---- PROVIDED MATERIAL

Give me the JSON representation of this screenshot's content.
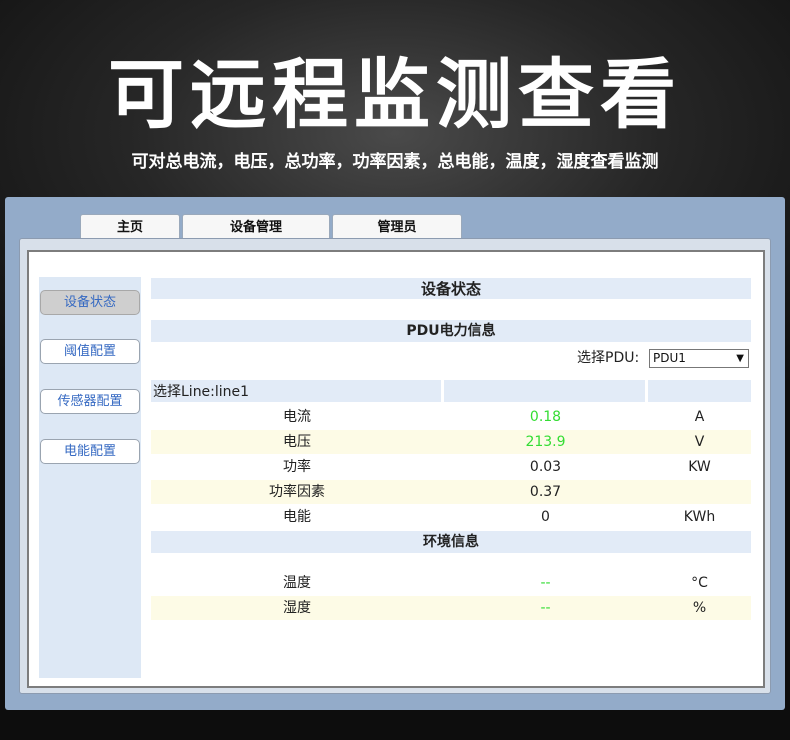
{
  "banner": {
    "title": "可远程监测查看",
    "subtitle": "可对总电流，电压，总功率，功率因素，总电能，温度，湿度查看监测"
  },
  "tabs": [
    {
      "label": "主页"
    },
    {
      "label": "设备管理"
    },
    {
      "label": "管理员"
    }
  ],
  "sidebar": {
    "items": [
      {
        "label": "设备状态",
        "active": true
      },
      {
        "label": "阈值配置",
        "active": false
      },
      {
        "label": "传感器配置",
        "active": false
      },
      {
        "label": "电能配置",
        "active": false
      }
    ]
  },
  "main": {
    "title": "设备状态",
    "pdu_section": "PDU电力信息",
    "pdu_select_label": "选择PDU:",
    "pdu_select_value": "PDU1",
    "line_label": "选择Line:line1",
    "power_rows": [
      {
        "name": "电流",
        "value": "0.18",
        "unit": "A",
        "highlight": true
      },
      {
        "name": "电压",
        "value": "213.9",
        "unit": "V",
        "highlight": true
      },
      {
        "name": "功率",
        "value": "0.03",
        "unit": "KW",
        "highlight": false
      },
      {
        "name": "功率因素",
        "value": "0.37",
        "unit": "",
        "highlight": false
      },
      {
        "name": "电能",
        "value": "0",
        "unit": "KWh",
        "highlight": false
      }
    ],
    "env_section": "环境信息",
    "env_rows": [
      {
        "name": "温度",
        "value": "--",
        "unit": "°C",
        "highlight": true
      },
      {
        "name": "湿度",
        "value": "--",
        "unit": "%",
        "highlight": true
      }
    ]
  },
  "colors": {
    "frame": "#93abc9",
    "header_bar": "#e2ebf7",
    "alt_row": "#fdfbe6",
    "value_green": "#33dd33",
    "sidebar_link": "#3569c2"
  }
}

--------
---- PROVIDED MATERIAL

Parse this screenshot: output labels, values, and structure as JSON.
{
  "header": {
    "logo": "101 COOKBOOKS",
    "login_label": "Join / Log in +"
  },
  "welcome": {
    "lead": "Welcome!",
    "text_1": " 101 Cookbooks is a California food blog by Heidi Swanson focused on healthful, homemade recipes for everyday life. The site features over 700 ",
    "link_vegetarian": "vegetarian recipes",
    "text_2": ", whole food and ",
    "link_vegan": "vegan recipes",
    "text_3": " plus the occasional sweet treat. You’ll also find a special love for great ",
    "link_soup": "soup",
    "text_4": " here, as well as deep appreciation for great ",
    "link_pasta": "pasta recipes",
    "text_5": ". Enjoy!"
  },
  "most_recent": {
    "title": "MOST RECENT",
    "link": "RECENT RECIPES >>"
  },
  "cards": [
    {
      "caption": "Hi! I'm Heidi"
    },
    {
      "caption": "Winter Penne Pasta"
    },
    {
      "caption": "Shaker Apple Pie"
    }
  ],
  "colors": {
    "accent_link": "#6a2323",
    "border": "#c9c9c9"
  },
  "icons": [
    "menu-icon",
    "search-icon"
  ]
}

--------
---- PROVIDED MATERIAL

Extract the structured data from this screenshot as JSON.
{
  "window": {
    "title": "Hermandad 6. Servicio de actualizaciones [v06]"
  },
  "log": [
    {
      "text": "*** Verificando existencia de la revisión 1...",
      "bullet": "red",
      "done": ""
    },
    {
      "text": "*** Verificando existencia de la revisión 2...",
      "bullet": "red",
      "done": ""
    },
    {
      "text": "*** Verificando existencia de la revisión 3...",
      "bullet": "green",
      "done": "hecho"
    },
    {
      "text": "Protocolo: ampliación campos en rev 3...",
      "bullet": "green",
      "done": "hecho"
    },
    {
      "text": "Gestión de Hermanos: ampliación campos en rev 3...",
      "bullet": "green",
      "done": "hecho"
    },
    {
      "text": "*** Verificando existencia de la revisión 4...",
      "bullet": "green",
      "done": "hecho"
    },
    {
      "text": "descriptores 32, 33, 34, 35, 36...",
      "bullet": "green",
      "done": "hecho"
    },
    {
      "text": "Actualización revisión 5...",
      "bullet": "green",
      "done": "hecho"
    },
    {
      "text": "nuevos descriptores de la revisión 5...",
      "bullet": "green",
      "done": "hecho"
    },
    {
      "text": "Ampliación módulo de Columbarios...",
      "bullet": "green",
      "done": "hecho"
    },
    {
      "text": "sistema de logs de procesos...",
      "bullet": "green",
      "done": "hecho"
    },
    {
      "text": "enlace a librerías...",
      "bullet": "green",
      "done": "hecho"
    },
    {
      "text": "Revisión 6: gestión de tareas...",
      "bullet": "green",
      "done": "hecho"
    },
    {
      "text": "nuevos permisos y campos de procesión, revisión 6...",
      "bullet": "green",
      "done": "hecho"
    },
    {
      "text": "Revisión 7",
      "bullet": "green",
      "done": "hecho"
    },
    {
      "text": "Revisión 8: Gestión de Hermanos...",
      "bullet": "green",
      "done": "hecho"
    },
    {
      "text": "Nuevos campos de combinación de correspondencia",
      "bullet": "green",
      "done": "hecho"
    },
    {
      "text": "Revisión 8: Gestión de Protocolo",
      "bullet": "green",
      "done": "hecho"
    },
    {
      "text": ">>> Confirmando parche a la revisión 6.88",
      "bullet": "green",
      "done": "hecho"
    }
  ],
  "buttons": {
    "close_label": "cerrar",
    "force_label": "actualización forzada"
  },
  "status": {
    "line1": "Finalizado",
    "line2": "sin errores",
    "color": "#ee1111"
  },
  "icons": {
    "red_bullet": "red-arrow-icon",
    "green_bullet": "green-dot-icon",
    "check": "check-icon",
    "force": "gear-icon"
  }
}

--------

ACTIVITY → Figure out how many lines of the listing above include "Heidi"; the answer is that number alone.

RESULT FOR THIS EXERCISE → 2